EXCLUSIVE: Sony Australia has reported a $201 million dollar slump in sales during the past financial year, profits have gone from $49 million in 2009 to a loss of $9 million in 2010.The fall has been attributed to aggressive marketing by Samsung, LG and Panasonic that forced Sony to start discounting across their entire product portfolio.
Overall sales declined from $924 Million in 2009 to $722 Million in 2010 due to falling sales of Bravia TVs, Vaio notebooks and digital cameras. Also contributing to Sony’s woes was rampant discounting that saw the once premium brand slug it out with discount brands for market share.
During the past 12 month Sony, who now manufacture 80 percent of their TVs via Chinese companies, was forced to drop a major Soccer World Cup promotion in Australia due to 3D TV supply problems. While this did not impact the latest financial results it could impact the 2011 results. During the 2010 financial year Sony Australia saw a significant fall in sales of their Bravia TVs as consumers rejected the brand in favour of TVs from the likes of Samsung, LG and Panasonic.
At one stage during the past financial year Sony dropped to 4th place in TV sales according to GFK data, however in recent months the company has clawed back market share. They now fluctuate between second and third.
In an effort to stop the slump in TV sales Sony Australia, initiated a combination of discounting and bundling in an effort to boost flagging sales. The move, which is believed to have cost them profits, failed to deliver topline sales growth.
During a recent interview Sony Australia CEO, Carl Rose, said: “Bundling allows Sony to provide benefits and solutions as opposed to focusing on individual product features. Some customers just say ‘This is a great deal’ buy something and get something free. If we do our job properly, it encourages consumers or retailers who then encourage consumers to think about more than just one product working in isolation”.
Rose admits that Sony is collecting data from consumers who have registered their free consoles or Blu-ray players. He puts this down to being a database for upgrades as opposed to being a marketing database for direct selling in the future.
“The benefit is that it gives us an installed base, and with the nature of the PS3 we can provide firmware upgrades”.

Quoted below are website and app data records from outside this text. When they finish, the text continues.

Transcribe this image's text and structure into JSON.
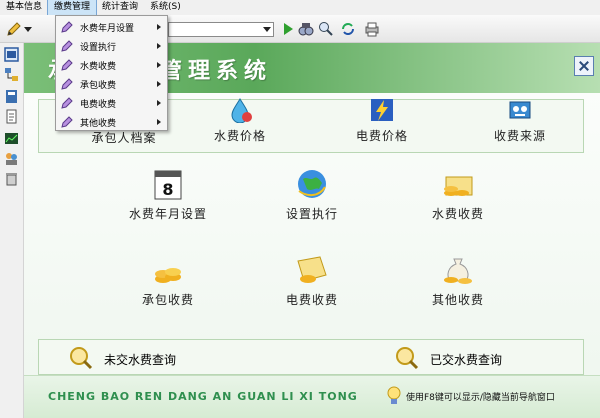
{
  "menubar": {
    "items": [
      "基本信息",
      "缴费管理",
      "统计查询",
      "系统(S)"
    ]
  },
  "toolbar": {
    "icons": [
      "pencil-icon",
      "play-icon",
      "binoculars-icon",
      "search-icon",
      "refresh-icon",
      "print-icon"
    ]
  },
  "dropdown": {
    "items": [
      "水费年月设置",
      "设置执行",
      "水费收费",
      "承包收费",
      "电费收费",
      "其他收费"
    ]
  },
  "banner": {
    "title": "承包档案管理系统"
  },
  "nav": {
    "row1": [
      "承包人档案",
      "水费价格",
      "电费价格",
      "收费来源"
    ],
    "row2": [
      "水费年月设置",
      "设置执行",
      "水费收费"
    ],
    "row3": [
      "承包收费",
      "电费收费",
      "其他收费"
    ],
    "queries": [
      "未交水费查询",
      "已交水费查询"
    ]
  },
  "calendar": {
    "day": "8"
  },
  "footer": {
    "pinyin": "CHENG BAO REN DANG AN GUAN LI XI TONG",
    "tip": "使用F8键可以显示/隐藏当前导航窗口"
  },
  "colors": {
    "banner": "#5aa85a",
    "accent": "#2f8f4f",
    "menu_highlight": "#cce4f7"
  }
}
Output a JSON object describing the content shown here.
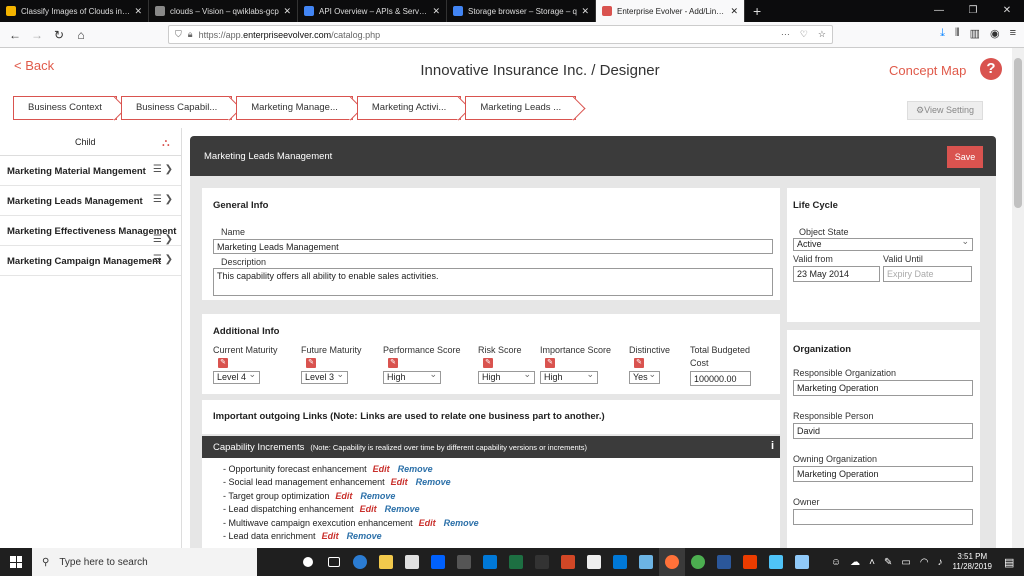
{
  "browser": {
    "tabs": [
      {
        "title": "Classify Images of Clouds in the",
        "fav_color": "#f4b400"
      },
      {
        "title": "clouds – Vision – qwiklabs-gcp",
        "fav_color": "#888888"
      },
      {
        "title": "API Overview – APIs & Services – q",
        "fav_color": "#4285f4"
      },
      {
        "title": "Storage browser – Storage – q",
        "fav_color": "#4285f4"
      },
      {
        "title": "Enterprise Evolver - Add/Link Categ",
        "fav_color": "#d9534f",
        "active": true
      }
    ],
    "url_scheme": "https://app.",
    "url_host": "enterpriseevolver.com",
    "url_path": "/catalog.php"
  },
  "header": {
    "back": "< Back",
    "title": "Innovative Insurance Inc. / Designer",
    "concept_map": "Concept Map",
    "help": "?"
  },
  "breadcrumbs": [
    "Business Context",
    "Business Capabil...",
    "Marketing Manage...",
    "Marketing Activi...",
    "Marketing Leads ..."
  ],
  "view_setting": "⚙View Setting",
  "sidebar": {
    "header": "Child",
    "items": [
      "Marketing Material Mangement",
      "Marketing Leads Management",
      "Marketing Effectiveness Management",
      "Marketing Campaign Management"
    ]
  },
  "panel": {
    "title": "Marketing Leads Management",
    "save": "Save"
  },
  "general": {
    "heading": "General Info",
    "name_label": "Name",
    "name_value": "Marketing Leads Management",
    "desc_label": "Description",
    "desc_value": "This capability offers all ability to enable sales activities."
  },
  "lifecycle": {
    "heading": "Life Cycle",
    "state_label": "Object State",
    "state_value": "Active",
    "from_label": "Valid from",
    "from_value": "23 May 2014",
    "until_label": "Valid Until",
    "until_placeholder": "Expiry Date"
  },
  "additional": {
    "heading": "Additional Info",
    "fields": [
      {
        "label": "Current Maturity",
        "value": "Level 4"
      },
      {
        "label": "Future Maturity",
        "value": "Level 3"
      },
      {
        "label": "Performance Score",
        "value": "High"
      },
      {
        "label": "Risk Score",
        "value": "High"
      },
      {
        "label": "Importance Score",
        "value": "High"
      },
      {
        "label": "Distinctive",
        "value": "Yes"
      }
    ],
    "budget_label1": "Total Budgeted",
    "budget_label2": "Cost",
    "budget_value": "100000.00"
  },
  "links_heading": "Important outgoing Links (Note: Links are used to relate one business part to another.)",
  "increments": {
    "title": "Capability Increments",
    "note": "(Note: Capability is realized over time by different capability versions or increments)",
    "edit": "Edit",
    "remove": "Remove",
    "items": [
      "- Opportunity forecast enhancement",
      "- Social lead management enhancement",
      "- Target group optimization",
      "- Lead dispatching enhancement",
      "- Multiwave campaign exexcution enhancement",
      "- Lead data enrichment"
    ]
  },
  "organization": {
    "heading": "Organization",
    "resp_org_label": "Responsible Organization",
    "resp_org_value": "Marketing Operation",
    "resp_person_label": "Responsible Person",
    "resp_person_value": "David",
    "own_org_label": "Owning Organization",
    "own_org_value": "Marketing Operation",
    "owner_label": "Owner",
    "owner_value": ""
  },
  "taskbar": {
    "search": "Type here to search",
    "time": "3:51 PM",
    "date": "11/28/2019"
  }
}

Their latest financial results which were filed last week with the Australian Companies and Securities Commission reveal that $4.9 Million has been allowed for service warranty claims. This follows recalls of their Vaio notebooks which were found to overheat.
A note on the Sony Australia web site earlier this year said: “Recently, we became aware of a potential issue affecting Vaio notebook models VPCF115FG, VPCF116FG and VPCF117HG, available on the Australian market since January 2010.”
This was not the first time that Sony has suffered quality problems with their Vaio notebooks which are made by third party manufacturers in Asia.
Sony Australia, who sacked 32 people 18 months ago has cut their salary bill from $34 Million in 2009 to $28 Million in 2010. During this period several executives have quit Sony and in some cases have not been replaced.
Missing from this year’s report is the total amount that Sony spent on marketing. In 2009 Sony Australia disclosed their marketing expenditure.
In comparison, Samsung saw revenue jump from $1.29 Billion in the 2008/2009, to $1.6 Billion in 2009/2010 financial year.
Profits for the local Samsung subsidiary climbed to $24.2 Million in 2010 up from $16.10 Million in 2009.
LG Electronics Australia had revenues of $980 Million and profits of only $13K.